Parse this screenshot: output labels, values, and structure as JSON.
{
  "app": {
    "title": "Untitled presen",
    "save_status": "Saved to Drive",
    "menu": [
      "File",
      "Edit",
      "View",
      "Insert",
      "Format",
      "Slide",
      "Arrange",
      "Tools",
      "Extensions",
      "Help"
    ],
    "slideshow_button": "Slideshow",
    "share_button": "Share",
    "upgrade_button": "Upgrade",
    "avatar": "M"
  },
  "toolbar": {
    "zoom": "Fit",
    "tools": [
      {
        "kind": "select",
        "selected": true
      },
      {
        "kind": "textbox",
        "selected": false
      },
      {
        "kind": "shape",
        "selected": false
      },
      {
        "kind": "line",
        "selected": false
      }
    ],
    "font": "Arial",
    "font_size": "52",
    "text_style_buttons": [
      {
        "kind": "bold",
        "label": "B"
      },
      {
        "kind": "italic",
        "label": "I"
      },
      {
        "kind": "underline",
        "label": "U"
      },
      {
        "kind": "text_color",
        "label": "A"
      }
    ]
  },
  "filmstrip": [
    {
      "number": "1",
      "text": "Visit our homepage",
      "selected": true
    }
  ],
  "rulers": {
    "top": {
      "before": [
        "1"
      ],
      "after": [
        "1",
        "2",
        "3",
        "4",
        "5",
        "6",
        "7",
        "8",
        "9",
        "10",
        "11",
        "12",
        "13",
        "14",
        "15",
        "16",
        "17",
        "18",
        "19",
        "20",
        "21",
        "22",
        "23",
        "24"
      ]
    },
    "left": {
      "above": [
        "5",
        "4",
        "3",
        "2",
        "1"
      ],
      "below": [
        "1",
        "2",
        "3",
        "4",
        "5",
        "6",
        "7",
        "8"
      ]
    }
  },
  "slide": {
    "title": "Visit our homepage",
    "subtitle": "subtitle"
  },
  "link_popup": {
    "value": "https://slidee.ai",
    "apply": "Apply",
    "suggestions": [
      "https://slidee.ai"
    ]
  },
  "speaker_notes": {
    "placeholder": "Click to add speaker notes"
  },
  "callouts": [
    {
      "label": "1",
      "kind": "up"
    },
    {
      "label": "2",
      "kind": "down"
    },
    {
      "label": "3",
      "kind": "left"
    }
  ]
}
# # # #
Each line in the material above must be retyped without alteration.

Parse this screenshot: output labels, values, and structure as JSON.
{
  "app": {
    "title": "Untitled presen",
    "save_status": "Saved to Drive",
    "menu": [
      "File",
      "Edit",
      "View",
      "Insert",
      "Format",
      "Slide",
      "Arrange",
      "Tools",
      "Extensions",
      "Help"
    ],
    "slideshow_button": "Slideshow",
    "share_button": "Share",
    "upgrade_button": "Upgrade",
    "avatar": "M"
  },
  "toolbar": {
    "zoom": "Fit",
    "tools": [
      {
        "kind": "select",
        "selected": true
      },
      {
        "kind": "textbox",
        "selected": false
      },
      {
        "kind": "shape",
        "selected": false
      },
      {
        "kind": "line",
        "selected": false
      }
    ],
    "font": "Arial",
    "font_size": "52",
    "text_style_buttons": [
      {
        "kind": "bold",
        "label": "B"
      },
      {
        "kind": "italic",
        "label": "I"
      },
      {
        "kind": "underline",
        "label": "U"
      },
      {
        "kind": "text_color",
        "label": "A"
      }
    ]
  },
  "filmstrip": [
    {
      "number": "1",
      "text": "Visit our homepage",
      "selected": true
    }
  ],
  "rulers": {
    "top": {
      "before": [
        "1"
      ],
      "after": [
        "1",
        "2",
        "3",
        "4",
        "5",
        "6",
        "7",
        "8",
        "9",
        "10",
        "11",
        "12",
        "13",
        "14",
        "15",
        "16",
        "17",
        "18",
        "19",
        "20",
        "21",
        "22",
        "23",
        "24"
      ]
    },
    "left": {
      "above": [
        "5",
        "4",
        "3",
        "2",
        "1"
      ],
      "below": [
        "1",
        "2",
        "3",
        "4",
        "5",
        "6",
        "7",
        "8"
      ]
    }
  },
  "slide": {
    "title": "Visit our homepage",
    "subtitle": "subtitle"
  },
  "link_popup": {
    "value": "https://slidee.ai",
    "apply": "Apply",
    "suggestions": [
      "https://slidee.ai"
    ]
  },
  "speaker_notes": {
    "placeholder": "Click to add speaker notes"
  },
  "callouts": [
    {
      "label": "1",
      "kind": "up"
    },
    {
      "label": "2",
      "kind": "down"
    },
    {
      "label": "3",
      "kind": "left"
    }
  ]
}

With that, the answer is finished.